No one I know would admit to being a pessimist. People tend to view themselves as generally optimistic about their own lives (even as they may feel everyone else’s is falling apart). A small handful may tell you they’re not pessimistic exactly. More like realistic. Non-delusional.
Okay, but here’s a true indicator that generally, I belong completely to the band of optimists out there:
Perhaps you may remember that my purse rolled out of my backpack, most likely on the flight from Milan to Paris. That was Monday. Four days later I still have not cancelled my credit cards.
(If the finder of the purse and cards and licenses googled my name and came across this blog – let me assure you, there is a reward for a prompt return of everything. If you’re thinking you can use the cards – don’t go there. That plasma screen TV is not worth it. The New York Times reported that money and in general, the acquisition of consumer goods do not bring happiness. Returning missing goods, on the other hand, does bring happiness. The NYTimes did not say that, but I know. When I was 8, I returned $40 dollars that I found on the ice skating rink of Rockefeller Center. I still feel really pleased when I think about it.)
Why am I holding out (on canceling the credit cards)? Because I believe in the eventual return of the missing bag.
(I did buy a new bus pass. I can’t live without transportation. Though I did not yet get a new driver’s license. I can live without driving.)

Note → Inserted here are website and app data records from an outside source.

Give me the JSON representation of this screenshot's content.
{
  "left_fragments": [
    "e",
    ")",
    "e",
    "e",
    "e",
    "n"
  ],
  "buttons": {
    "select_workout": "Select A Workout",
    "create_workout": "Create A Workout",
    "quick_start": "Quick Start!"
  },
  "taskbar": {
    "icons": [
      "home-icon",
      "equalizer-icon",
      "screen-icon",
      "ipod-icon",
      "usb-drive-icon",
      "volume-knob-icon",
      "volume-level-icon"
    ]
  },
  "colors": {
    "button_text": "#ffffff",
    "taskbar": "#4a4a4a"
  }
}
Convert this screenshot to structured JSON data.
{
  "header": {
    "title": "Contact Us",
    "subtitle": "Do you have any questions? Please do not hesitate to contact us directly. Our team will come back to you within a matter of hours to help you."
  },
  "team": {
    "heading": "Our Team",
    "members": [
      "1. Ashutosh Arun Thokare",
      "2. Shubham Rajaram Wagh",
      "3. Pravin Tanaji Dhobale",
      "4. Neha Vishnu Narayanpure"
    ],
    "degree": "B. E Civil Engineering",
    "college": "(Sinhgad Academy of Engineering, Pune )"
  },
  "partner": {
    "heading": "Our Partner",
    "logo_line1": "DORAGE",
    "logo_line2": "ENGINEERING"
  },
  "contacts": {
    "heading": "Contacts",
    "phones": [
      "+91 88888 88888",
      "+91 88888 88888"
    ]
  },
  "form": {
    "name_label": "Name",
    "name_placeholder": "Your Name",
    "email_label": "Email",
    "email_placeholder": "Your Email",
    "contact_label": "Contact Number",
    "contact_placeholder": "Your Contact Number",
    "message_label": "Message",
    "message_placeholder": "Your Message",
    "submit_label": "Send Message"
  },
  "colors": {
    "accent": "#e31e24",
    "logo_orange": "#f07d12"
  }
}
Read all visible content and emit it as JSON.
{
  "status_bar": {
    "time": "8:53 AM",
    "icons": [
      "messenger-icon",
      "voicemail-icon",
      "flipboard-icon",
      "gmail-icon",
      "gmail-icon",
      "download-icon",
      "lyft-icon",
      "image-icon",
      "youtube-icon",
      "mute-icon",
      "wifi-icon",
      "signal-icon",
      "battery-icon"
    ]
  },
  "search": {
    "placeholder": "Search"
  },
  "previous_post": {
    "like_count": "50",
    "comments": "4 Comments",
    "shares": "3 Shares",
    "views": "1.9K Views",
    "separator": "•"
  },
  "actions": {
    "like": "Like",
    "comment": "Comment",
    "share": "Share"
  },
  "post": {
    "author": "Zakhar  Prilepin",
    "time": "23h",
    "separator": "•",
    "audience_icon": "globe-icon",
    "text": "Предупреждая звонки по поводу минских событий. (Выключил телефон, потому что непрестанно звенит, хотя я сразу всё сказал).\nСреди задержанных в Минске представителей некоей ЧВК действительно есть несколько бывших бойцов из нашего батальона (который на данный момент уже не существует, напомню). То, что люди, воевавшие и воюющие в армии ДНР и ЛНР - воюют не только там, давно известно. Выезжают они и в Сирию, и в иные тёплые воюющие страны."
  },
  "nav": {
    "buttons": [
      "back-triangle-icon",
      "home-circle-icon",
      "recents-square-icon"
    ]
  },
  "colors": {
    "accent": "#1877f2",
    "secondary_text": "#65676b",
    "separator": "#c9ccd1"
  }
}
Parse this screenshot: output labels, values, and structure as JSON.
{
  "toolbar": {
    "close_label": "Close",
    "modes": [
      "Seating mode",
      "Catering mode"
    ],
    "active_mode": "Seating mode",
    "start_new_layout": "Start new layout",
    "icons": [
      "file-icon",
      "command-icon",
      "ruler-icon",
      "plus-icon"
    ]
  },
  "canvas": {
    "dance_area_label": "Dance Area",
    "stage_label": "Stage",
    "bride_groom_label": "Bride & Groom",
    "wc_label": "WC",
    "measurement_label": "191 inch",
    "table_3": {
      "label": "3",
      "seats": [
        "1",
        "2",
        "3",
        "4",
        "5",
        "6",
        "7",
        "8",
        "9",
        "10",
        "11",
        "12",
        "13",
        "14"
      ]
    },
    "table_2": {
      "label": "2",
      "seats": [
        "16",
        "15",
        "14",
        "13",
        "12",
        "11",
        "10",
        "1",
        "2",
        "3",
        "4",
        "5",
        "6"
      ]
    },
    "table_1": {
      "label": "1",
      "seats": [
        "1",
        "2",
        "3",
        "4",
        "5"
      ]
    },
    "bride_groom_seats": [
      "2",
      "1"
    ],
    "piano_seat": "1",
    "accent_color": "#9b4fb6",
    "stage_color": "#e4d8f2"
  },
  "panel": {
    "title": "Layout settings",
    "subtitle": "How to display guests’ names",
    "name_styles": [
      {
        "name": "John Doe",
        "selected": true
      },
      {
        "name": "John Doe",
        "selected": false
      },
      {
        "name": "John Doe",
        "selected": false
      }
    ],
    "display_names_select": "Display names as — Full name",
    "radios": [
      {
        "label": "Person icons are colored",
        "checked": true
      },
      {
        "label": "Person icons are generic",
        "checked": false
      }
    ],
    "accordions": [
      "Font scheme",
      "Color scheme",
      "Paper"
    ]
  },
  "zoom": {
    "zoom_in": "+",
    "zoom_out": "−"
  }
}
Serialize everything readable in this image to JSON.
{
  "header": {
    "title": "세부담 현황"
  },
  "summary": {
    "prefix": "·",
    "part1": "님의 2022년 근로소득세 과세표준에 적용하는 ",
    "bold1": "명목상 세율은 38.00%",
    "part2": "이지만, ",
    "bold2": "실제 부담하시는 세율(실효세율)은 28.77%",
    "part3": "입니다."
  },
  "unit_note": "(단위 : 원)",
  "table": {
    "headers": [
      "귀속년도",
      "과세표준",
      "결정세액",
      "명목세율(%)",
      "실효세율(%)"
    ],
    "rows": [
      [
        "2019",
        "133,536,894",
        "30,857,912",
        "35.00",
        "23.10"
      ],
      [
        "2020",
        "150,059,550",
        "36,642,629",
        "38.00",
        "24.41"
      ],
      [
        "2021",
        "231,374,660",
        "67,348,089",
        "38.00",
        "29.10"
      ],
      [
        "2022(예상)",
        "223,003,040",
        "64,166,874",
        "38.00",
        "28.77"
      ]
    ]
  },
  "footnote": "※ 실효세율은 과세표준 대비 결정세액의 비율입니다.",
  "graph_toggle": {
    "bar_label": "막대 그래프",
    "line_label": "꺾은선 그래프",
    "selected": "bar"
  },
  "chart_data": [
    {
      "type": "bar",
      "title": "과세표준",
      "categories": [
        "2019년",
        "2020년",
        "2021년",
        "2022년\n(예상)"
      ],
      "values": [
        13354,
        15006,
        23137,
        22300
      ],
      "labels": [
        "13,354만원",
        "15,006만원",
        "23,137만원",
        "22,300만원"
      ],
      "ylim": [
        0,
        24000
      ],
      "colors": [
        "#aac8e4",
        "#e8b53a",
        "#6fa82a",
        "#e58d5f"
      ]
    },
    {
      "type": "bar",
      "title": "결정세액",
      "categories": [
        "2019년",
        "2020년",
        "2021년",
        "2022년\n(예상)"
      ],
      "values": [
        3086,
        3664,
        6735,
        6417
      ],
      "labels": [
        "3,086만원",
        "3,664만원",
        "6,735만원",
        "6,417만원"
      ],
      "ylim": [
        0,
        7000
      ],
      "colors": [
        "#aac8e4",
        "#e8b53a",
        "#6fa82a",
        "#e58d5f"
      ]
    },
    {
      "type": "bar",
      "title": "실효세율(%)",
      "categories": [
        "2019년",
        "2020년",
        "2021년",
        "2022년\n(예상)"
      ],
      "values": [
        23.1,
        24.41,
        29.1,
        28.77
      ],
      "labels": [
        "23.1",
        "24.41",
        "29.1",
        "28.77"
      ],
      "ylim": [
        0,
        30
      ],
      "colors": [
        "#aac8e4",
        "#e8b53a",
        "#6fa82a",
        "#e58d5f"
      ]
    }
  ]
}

So, yes, the jonquils will recover from the overnight snow cover, and yes, the tulip will release it’s tight hold and bloom its heart away for us.
At the core, I'd say I'm an optimist.